South Asian experts say there is a lack of Asian support for a possible US or Israeli attack against Iran as it could destabilize the whole region and jeopardize its energy needs.
As the war rhetoric against Iran amplifies in Israel and the US, Iran's neighboring countries like China, India and Pakistan have expressed their disapproval of a new conflict in the already turbulent region.
The United Nations' atomic agency, the IAEA, has reported irregularities in Iran's controversial nuclear program, and has hinted that the recent enhancement in Iran's uranium enrichment capabilities may mean the Islamic country is trying to develop a nuclear bomb.
Western countries have long accused Iran of secretly building a nuclear bomb, which they fear could be used against Israel.
Recently, in a meeting with US President Barack Obama, Israeli Prime Minister Benjamin Netanyahu warned that time was running out for the Iranian regime. Although the US president downplayed the war talk, he did not rule out a military option to stop Iran from getting atomic weapons.
Lack of support for a 'new war' in Asia
Dr. Gulshan Sachdeva, professor at the Jawaharlal Nehru University of Delhi, told Deutsche Welle that India would not like to get involved in the conflict.
"Any kind of attack on Iran, or any sort of disturbance there, will have long-term energy security problems for India because it imports a significant amount of oil from Tehran," said Sachdeva. He was of the opinion that New Delhi would like to see a peaceful solution to this problem.
"It would be a very difficult situation for India but it all depends on how this conflict evolves."
In an interview with Deutsche Welle, Dr. Naeem Ahmed, international relations expert at the University of Karachi, said that despite Beijing's growing economic relations with Europe and the US, its military and strategic compulsions in the region would not allow China to support an attack on Iran.
"China supported the Afghan war against the Taliban. In the case of Iraq, Beijing openly opposed war. In my opinion, China would not want Israel or the US to undertake a military action against Tehran," said Ahmed.
Spillover effects on Pakistan
According to Ahmed, things are probably more complex for Islamabad than other countries in the region, as it relies enormously on the US military and civilian aid, but supporting an attack on Iran would anger the majority of its population.
"Pakistan will be directly affected if Israel or the US attacks Tehran because it shares a long border with Iran. The Pakistani people, in particular those who subscribe to the Shiite version of Islam, are definitely going to oppose it. Even the Sunni population would react negatively to such an attack because when it comes to Israel and America, Pakistanis are pretty much against both of them."
Ahmed, however, was of the opinion that many Arab states would indirectly support an attack on Iran, or at least a regime change, to increase their own influence in the Middle East. That in turn means that countries like Saudi Arabia, one of Islamabad's biggest allies and donors, would influence Pakistan's future decisions vis-à-vis Iran.

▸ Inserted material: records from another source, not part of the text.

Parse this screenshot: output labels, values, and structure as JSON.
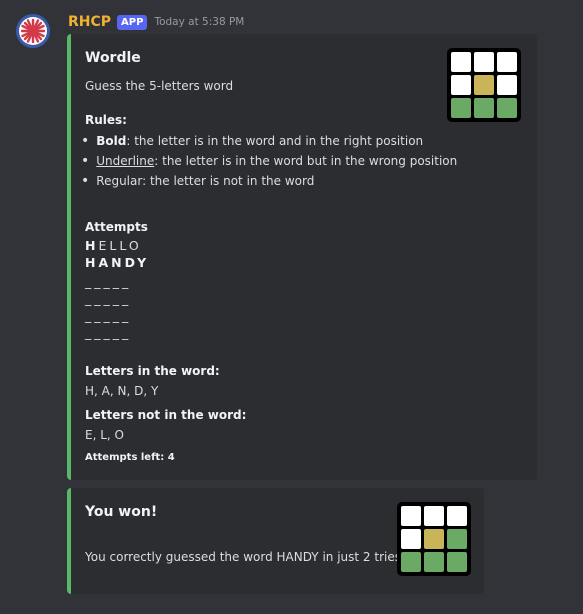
{
  "message": {
    "username": "RHCP",
    "badge": "APP",
    "timestamp": "Today at 5:38 PM"
  },
  "embed1": {
    "title": "Wordle",
    "subtitle": "Guess the 5-letters word",
    "rules_heading": "Rules:",
    "rules": [
      {
        "term": "Bold",
        "desc": ": the letter is in the word and in the right position"
      },
      {
        "term": "Underline",
        "desc": ": the letter is in the word but in the wrong position"
      },
      {
        "term": "",
        "desc": "Regular: the letter is not in the word"
      }
    ],
    "attempts_heading": "Attempts",
    "attempts": [
      {
        "bold": "H",
        "rest": "ELLO"
      },
      {
        "bold": "HANDY",
        "rest": ""
      },
      {
        "bold": "",
        "rest": "_____"
      },
      {
        "bold": "",
        "rest": "_____"
      },
      {
        "bold": "",
        "rest": "_____"
      },
      {
        "bold": "",
        "rest": "_____"
      }
    ],
    "letters_in_heading": "Letters in the word:",
    "letters_in": "H, A, N, D, Y",
    "letters_not_heading": "Letters not in the word:",
    "letters_not": "E, L, O",
    "attempts_left": "Attempts left: 4",
    "thumbnail_icon": "wordle-grid-icon"
  },
  "embed2": {
    "title": "You won!",
    "text": "You correctly guessed the word HANDY in just 2 tries",
    "thumbnail_icon": "wordle-grid-icon"
  },
  "colors": {
    "background": "#313338",
    "embed_background": "#2b2d31",
    "embed_accent": "#57b868",
    "username": "#f0b232",
    "badge": "#5865f2",
    "tile_yellow": "#c9b458",
    "tile_green": "#6aaa64"
  }
}
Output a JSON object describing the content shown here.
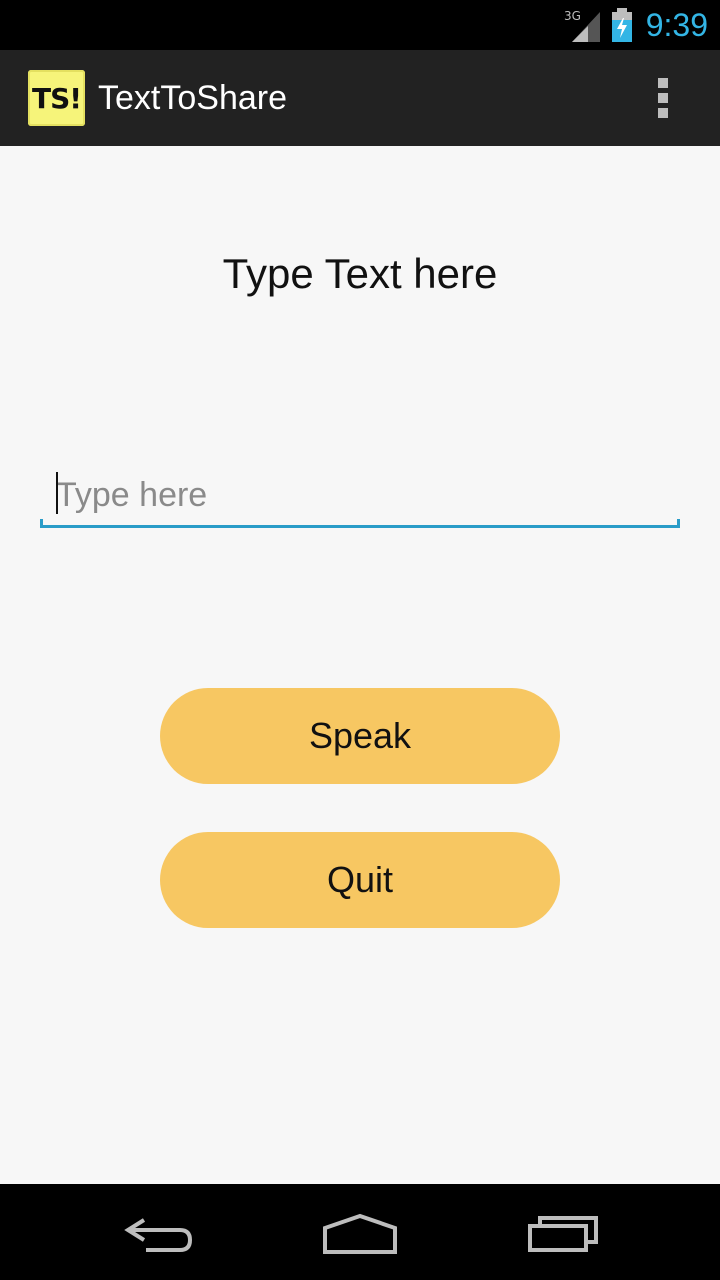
{
  "status_bar": {
    "network_label": "3G",
    "clock": "9:39",
    "accent_color": "#33b5e5"
  },
  "action_bar": {
    "app_icon_text": "TS!",
    "title": "TextToShare",
    "menu_icon": "overflow-menu-icon"
  },
  "main": {
    "heading": "Type Text here",
    "input": {
      "placeholder": "Type here",
      "value": ""
    },
    "buttons": {
      "speak_label": "Speak",
      "quit_label": "Quit",
      "color": "#f7c762"
    }
  },
  "nav_bar": {
    "back_icon": "back-icon",
    "home_icon": "home-icon",
    "recents_icon": "recent-apps-icon"
  }
}
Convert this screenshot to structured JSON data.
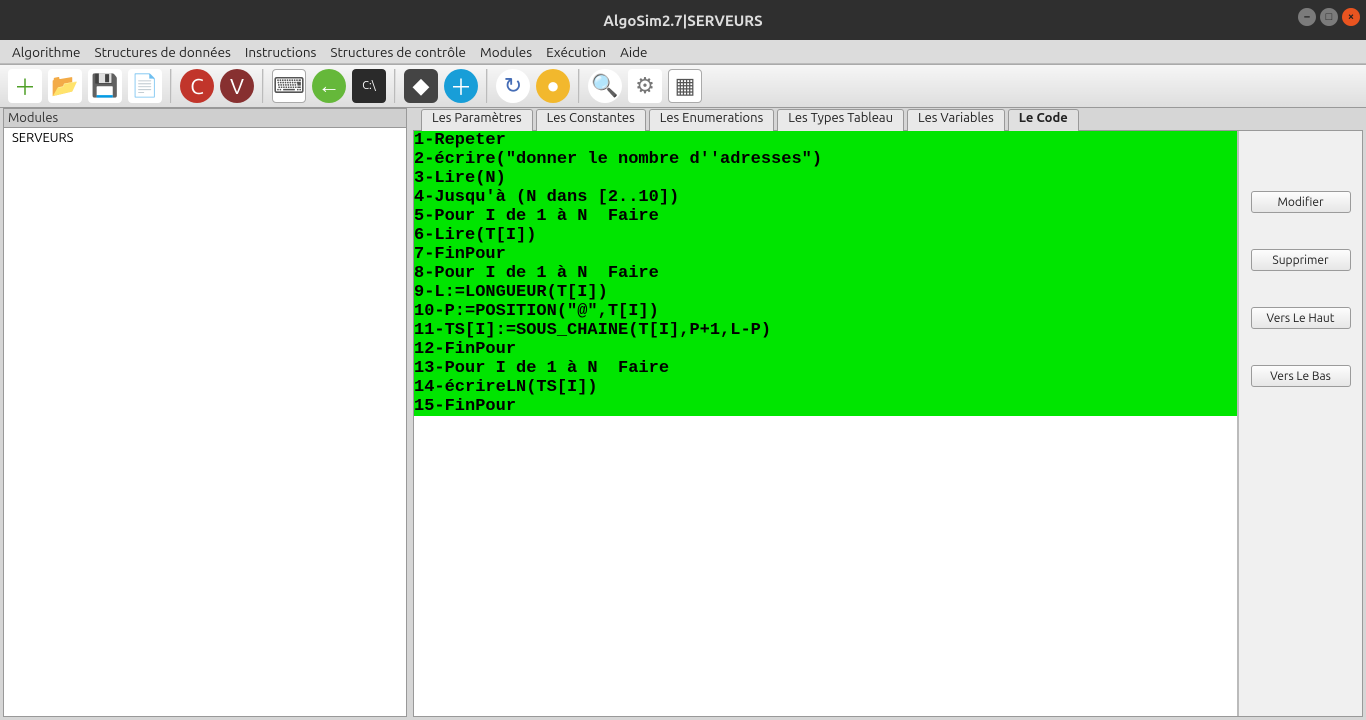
{
  "title": "AlgoSim2.7|SERVEURS",
  "menu": {
    "algorithme": "Algorithme",
    "structures_donnees": "Structures de données",
    "instructions": "Instructions",
    "structures_controle": "Structures de contrôle",
    "modules": "Modules",
    "execution": "Exécution",
    "aide": "Aide"
  },
  "sidebar": {
    "head": "Modules",
    "item0": "SERVEURS"
  },
  "tabs": {
    "parametres": "Les Paramètres",
    "constantes": "Les Constantes",
    "enumerations": "Les Enumerations",
    "types_tableau": "Les Types Tableau",
    "variables": "Les Variables",
    "code": "Le Code"
  },
  "code_block": "1-Repeter\n2-écrire(\"donner le nombre d''adresses\")\n3-Lire(N)\n4-Jusqu'à (N dans [2..10])\n5-Pour I de 1 à N  Faire\n6-Lire(T[I])\n7-FinPour\n8-Pour I de 1 à N  Faire\n9-L:=LONGUEUR(T[I])\n10-P:=POSITION(\"@\",T[I])\n11-TS[I]:=SOUS_CHAINE(T[I],P+1,L-P)\n12-FinPour\n13-Pour I de 1 à N  Faire\n14-écrireLN(TS[I])\n15-FinPour",
  "buttons": {
    "modifier": "Modifier",
    "supprimer": "Supprimer",
    "vers_le_haut": "Vers Le Haut",
    "vers_le_bas": "Vers Le Bas"
  },
  "toolbar_icons": {
    "new": "＋",
    "open": "📂",
    "save": "💾",
    "pdf": "📄",
    "c": "C",
    "v": "V",
    "box": "⌨",
    "back": "←",
    "term": "C:\\",
    "cube": "◆",
    "plus": "＋",
    "refresh": "↻",
    "circle": "●",
    "zoom": "🔍",
    "gear": "⚙",
    "win": "▦"
  }
}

Energy needs versus military ties
Energy needs, according to both Ahmed and Sachdeva, would most likely influence Indian and Pakistani policies toward Iran.
"China can deal with the situation more independently than India. The problem for India is that for the past decade it has developed very close relations with the United States. At the same time it needs oil from Iran," said Sachdeva. Thus New Delhi would rather remain non-aligned in the US-Iranian conflict.

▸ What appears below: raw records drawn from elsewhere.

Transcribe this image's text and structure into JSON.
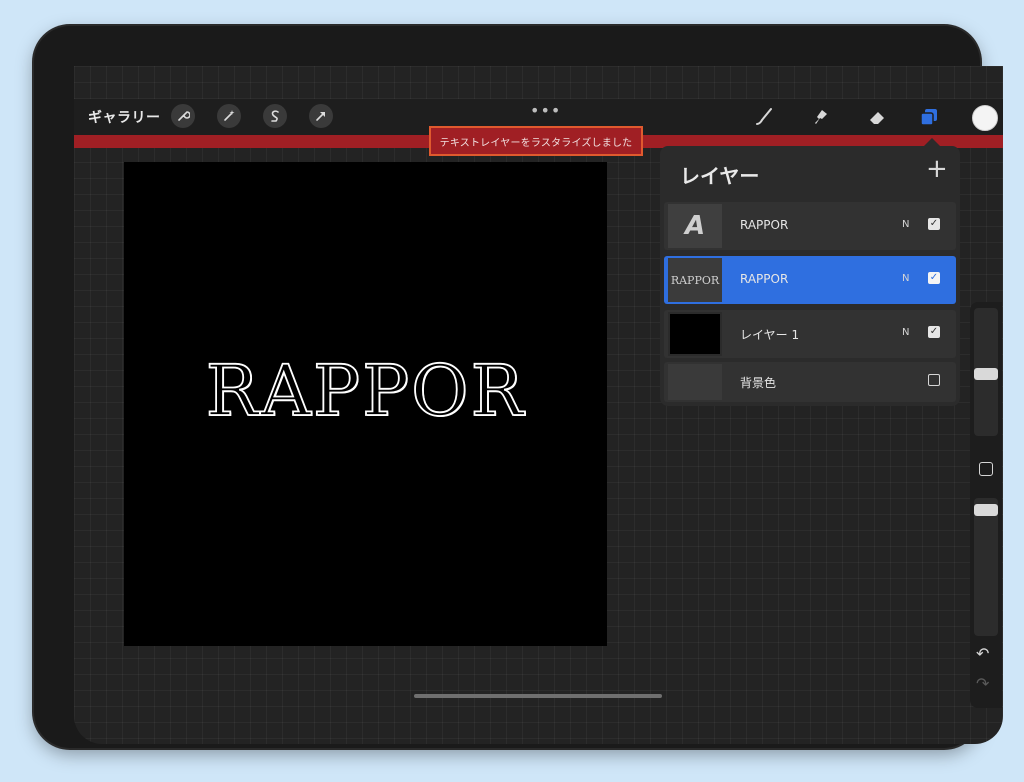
{
  "toolbar": {
    "gallery_label": "ギャラリー",
    "left_tools": [
      {
        "name": "wrench-icon",
        "glyph": "🔧"
      },
      {
        "name": "magic-wand-icon",
        "glyph": "✨"
      },
      {
        "name": "selection-icon",
        "glyph": "S"
      },
      {
        "name": "transform-arrow-icon",
        "glyph": "➚"
      }
    ],
    "menu_dots": "•••",
    "right_tools": [
      {
        "name": "brush-icon",
        "glyph": "✎"
      },
      {
        "name": "smudge-icon",
        "glyph": "✋"
      },
      {
        "name": "eraser-icon",
        "glyph": "⌫"
      },
      {
        "name": "layers-icon",
        "glyph": "❐"
      }
    ],
    "active_color": "#f4f4f4",
    "layers_icon_color": "#2f6fe0"
  },
  "notification": {
    "text": "テキストレイヤーをラスタライズしました",
    "bar_color": "#a01f24",
    "highlight_color": "#e05a2e"
  },
  "canvas": {
    "text": "RAPPOR",
    "background": "#000000"
  },
  "layers_panel": {
    "title": "レイヤー",
    "add_label": "+",
    "layers": [
      {
        "name": "RAPPOR",
        "mode": "N",
        "visible": true,
        "selected": false,
        "thumb": "A"
      },
      {
        "name": "RAPPOR",
        "mode": "N",
        "visible": true,
        "selected": true,
        "thumb": "RAPPOR"
      },
      {
        "name": "レイヤー 1",
        "mode": "N",
        "visible": true,
        "selected": false,
        "thumb": ""
      },
      {
        "name": "背景色",
        "mode": "",
        "visible": false,
        "selected": false,
        "thumb": ""
      }
    ]
  },
  "sidebar": {
    "undo_glyph": "↶",
    "redo_glyph": "↷"
  }
}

"Both Islamabad and Tehran want to go ahead with their (joint) energy projects,” said Ahmed adding, “the US has objected to these projects a number of times. Obviously, in this scenario, the economic sanctions on Iran will also affect Pakistan. The main thing is to see how Pakistan is going to resist US pressure and for how long."
Islamabad looking for new allies
US-Pakistani relations are at their nadir since al Qaeda's former chief Osama bin Laden was killed in a US Special Forces attack in the Pakistani city of Abbottabad in May 2011.
Farooq Sulehria, a Pakistani journalist and political activist based in London, told Deutsche Welle that because of evolving circumstances, Islamabad was "desperate to look for new allies in the region." It would, however, be "a difficult task for Pakistan to forge a partnership with Tehran."
Sulehria was also of the opinion that Islamabad's engagement with Tehran would not go down well with the Sunni militant groups in Pakistan and its number one ally Saudi Arabia, which oppose the Shiite-majority Iran.
According to Sulehria, "Pakistan fears that Western nations might impose sanctions on its nuclear program in future. These, in my view, are precautionary measures undertaken by Islamabad to put pressure on the US."
Author: Shamil Shams
Editor: Sarah Berning